There are two fundamental questions that bear answering in exploring this topic: “What is Naloxone?”, and “What is relapse prevention?” If you have been around those in recovery, been to treatment or have ever experienced a non-lethal overdose, you are likely familiar with these concepts.
What is Naloxone?
Put plainly, Naloxone, otherwise known as Narcan or Evzio, is an FDA-approved medication introduced in the early 2000’s that reverses opioid overdoses. Packaged either as a nasal spray or auto-injectable, advances in technology and litigation have gotten this so-called “miracle drug” into the hands of lay people (friends and family of those who struggle with addiction) who in some studies, claimed to have successfully reversed 25,000 opioid overdoses in the eighteen years between 1996 and 2014.
Naloxone works by restoring breathing to individuals experiencing the depressive effects of high doses of opioids, where breathing slows, and lack of oxygen to the brain causes the body’s organs to begin shutting down.

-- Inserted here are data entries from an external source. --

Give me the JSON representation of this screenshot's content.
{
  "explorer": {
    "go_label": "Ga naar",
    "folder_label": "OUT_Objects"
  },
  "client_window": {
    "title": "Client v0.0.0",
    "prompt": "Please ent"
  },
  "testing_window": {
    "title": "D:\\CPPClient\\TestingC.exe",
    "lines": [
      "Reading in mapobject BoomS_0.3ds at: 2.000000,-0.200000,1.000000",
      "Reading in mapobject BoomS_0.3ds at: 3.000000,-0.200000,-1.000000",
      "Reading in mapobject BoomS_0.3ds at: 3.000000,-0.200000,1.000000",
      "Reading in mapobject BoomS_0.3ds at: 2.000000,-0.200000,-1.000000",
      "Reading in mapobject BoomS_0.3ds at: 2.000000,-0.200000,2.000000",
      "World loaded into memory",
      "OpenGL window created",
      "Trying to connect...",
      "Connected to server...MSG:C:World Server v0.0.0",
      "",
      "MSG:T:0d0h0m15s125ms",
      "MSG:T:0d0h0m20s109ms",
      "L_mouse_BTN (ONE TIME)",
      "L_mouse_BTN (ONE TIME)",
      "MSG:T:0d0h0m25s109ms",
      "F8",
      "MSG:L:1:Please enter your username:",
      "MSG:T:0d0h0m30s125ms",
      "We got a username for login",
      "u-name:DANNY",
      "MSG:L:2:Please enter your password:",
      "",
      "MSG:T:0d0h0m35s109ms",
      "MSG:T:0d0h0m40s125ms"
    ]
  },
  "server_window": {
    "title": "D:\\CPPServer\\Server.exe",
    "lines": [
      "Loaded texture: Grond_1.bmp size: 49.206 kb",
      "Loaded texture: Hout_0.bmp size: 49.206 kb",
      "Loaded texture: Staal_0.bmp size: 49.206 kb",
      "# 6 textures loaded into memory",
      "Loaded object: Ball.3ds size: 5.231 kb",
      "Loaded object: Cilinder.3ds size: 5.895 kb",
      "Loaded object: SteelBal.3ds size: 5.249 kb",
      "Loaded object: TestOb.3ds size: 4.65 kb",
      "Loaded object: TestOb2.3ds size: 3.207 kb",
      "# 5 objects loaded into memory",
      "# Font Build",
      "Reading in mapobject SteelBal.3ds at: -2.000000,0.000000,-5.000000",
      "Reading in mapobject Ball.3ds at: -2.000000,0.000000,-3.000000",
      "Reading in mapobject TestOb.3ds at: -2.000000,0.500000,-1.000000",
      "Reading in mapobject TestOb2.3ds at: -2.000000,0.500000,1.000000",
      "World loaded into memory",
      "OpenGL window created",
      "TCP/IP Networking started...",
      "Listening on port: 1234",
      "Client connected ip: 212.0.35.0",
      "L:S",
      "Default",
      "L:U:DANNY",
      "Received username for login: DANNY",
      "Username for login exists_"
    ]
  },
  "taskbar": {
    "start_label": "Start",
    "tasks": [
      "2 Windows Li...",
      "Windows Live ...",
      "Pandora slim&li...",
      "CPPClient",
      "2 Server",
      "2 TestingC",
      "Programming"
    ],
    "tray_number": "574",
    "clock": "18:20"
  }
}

Through a process of binding to the opioid receptors, thus blocking the further effects of any other dosage, naloxone provides individuals with a 30 to 90 minute window of time where they are able to receive further emergency treatment.
Naloxone is now readily available at all major pharmacies, and the associated education of learning to recognize the signs of an opioid overdose takes only about five to ten minutes. Both of these figures contributes to the widespread success of this product, and explain the importance of including naloxone distribution and education to close family members and friends as a vital aspect of your relapse prevention plan.

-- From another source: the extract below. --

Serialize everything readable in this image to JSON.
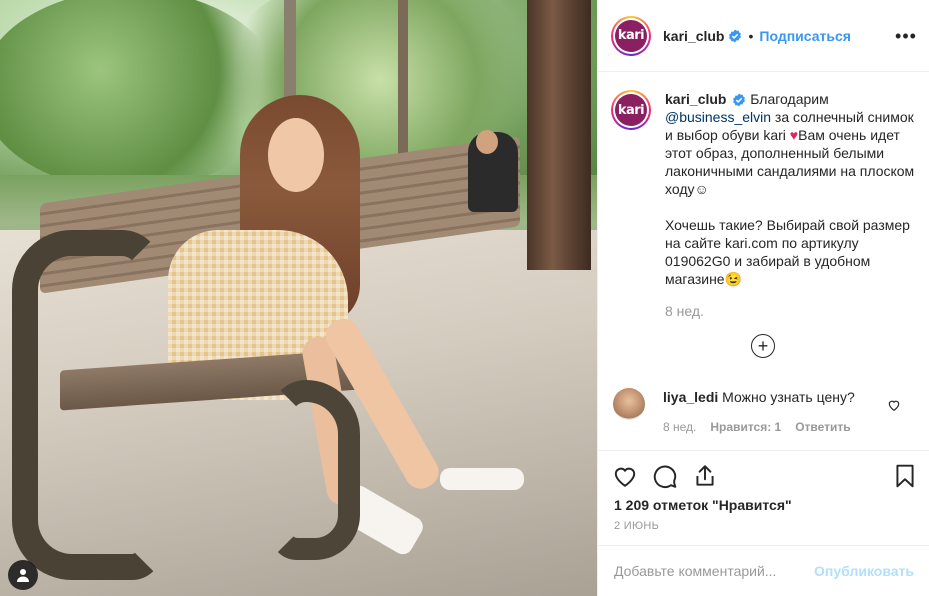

What is a Relapse Prevention Plan?
This brings us to the second important question of the post: what is the purpose of a relapse prevention plan? In essence, it is the aim of verbalizing or drafting a plan to avoid relapse; to be fully prepared for future cravings, or when facing triggering situations. A good relapse prevention plan will help you to identify your triggers ahead of time, remind you of healthy coping skills to employ, as well as contain a list of supportive people that you can call when in need. Not only should it focus on people or places important to avoid, it should also help to define what you are like when you are “well”, and the self-care maintenance practices to use on a daily or weekly basis that will help to keep you there.
While a large portion of the plan may require individual motivation and effort, the participation and education of close family and friends of the best ways to support you in your recovery journey should not be overlooked. Teaching them communication strategies to help point you in the right direction, giving them permission to help keep you accountable, and arming them with a life-saving tool like naloxone are key aspects of setting yourself up for success in recovery.

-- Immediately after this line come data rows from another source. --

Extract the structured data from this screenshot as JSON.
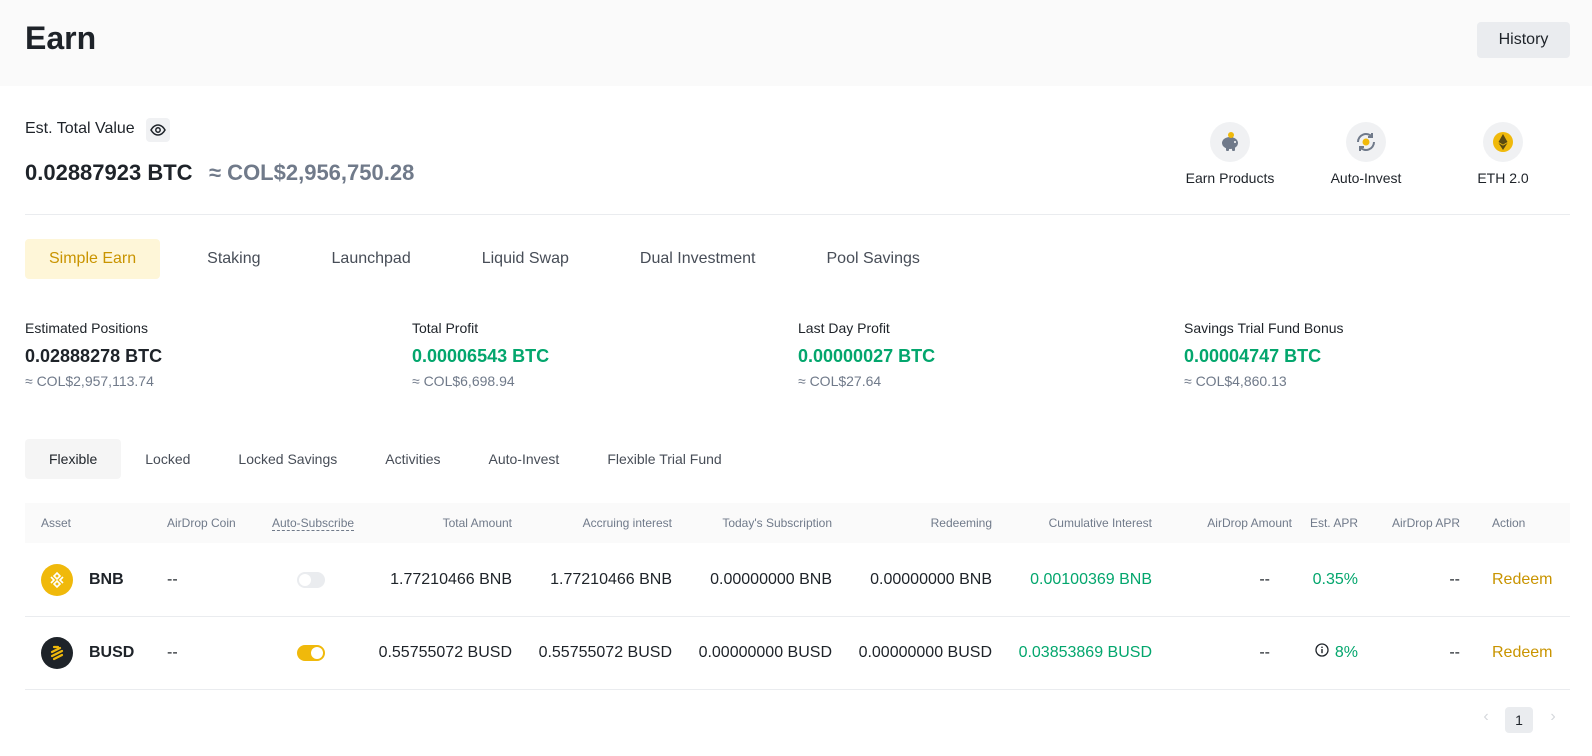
{
  "header": {
    "title": "Earn",
    "history_label": "History"
  },
  "summary": {
    "label": "Est. Total Value",
    "btc": "0.02887923 BTC",
    "fiat": "≈ COL$2,956,750.28"
  },
  "quick_links": [
    {
      "label": "Earn Products",
      "icon": "piggy-bank-icon"
    },
    {
      "label": "Auto-Invest",
      "icon": "auto-invest-icon"
    },
    {
      "label": "ETH 2.0",
      "icon": "eth-icon"
    }
  ],
  "product_tabs": [
    "Simple Earn",
    "Staking",
    "Launchpad",
    "Liquid Swap",
    "Dual Investment",
    "Pool Savings"
  ],
  "stats": [
    {
      "label": "Estimated Positions",
      "value": "0.02888278 BTC",
      "fiat": "≈ COL$2,957,113.74"
    },
    {
      "label": "Total Profit",
      "value": "0.00006543 BTC",
      "fiat": "≈ COL$6,698.94"
    },
    {
      "label": "Last Day Profit",
      "value": "0.00000027 BTC",
      "fiat": "≈ COL$27.64"
    },
    {
      "label": "Savings Trial Fund Bonus",
      "value": "0.00004747 BTC",
      "fiat": "≈ COL$4,860.13"
    }
  ],
  "sub_tabs": [
    "Flexible",
    "Locked",
    "Locked Savings",
    "Activities",
    "Auto-Invest",
    "Flexible Trial Fund"
  ],
  "table": {
    "columns": [
      "Asset",
      "AirDrop Coin",
      "Auto-Subscribe",
      "Total Amount",
      "Accruing interest",
      "Today's Subscription",
      "Redeeming",
      "Cumulative Interest",
      "AirDrop Amount",
      "Est. APR",
      "AirDrop APR",
      "Action"
    ],
    "rows": [
      {
        "asset": "BNB",
        "airdrop_coin": "--",
        "auto_subscribe": false,
        "total": "1.77210466 BNB",
        "accruing": "1.77210466 BNB",
        "today": "0.00000000 BNB",
        "redeeming": "0.00000000 BNB",
        "cumulative": "0.00100369 BNB",
        "airdrop_amount": "--",
        "apr": "0.35%",
        "airdrop_apr": "--",
        "action": "Redeem"
      },
      {
        "asset": "BUSD",
        "airdrop_coin": "--",
        "auto_subscribe": true,
        "total": "0.55755072 BUSD",
        "accruing": "0.55755072 BUSD",
        "today": "0.00000000 BUSD",
        "redeeming": "0.00000000 BUSD",
        "cumulative": "0.03853869 BUSD",
        "airdrop_amount": "--",
        "apr": "8%",
        "airdrop_apr": "--",
        "action": "Redeem"
      }
    ]
  },
  "pagination": {
    "current": "1"
  },
  "colors": {
    "accent": "#f0b90b",
    "accent_text": "#c99400",
    "positive": "#03a66d",
    "muted": "#707a8a"
  }
}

This is just a brief overview of the key contents of a relapse prevention plan, and far from conclusive. For further information and assistance in your recovery journey, consult one of our admissions specialists today!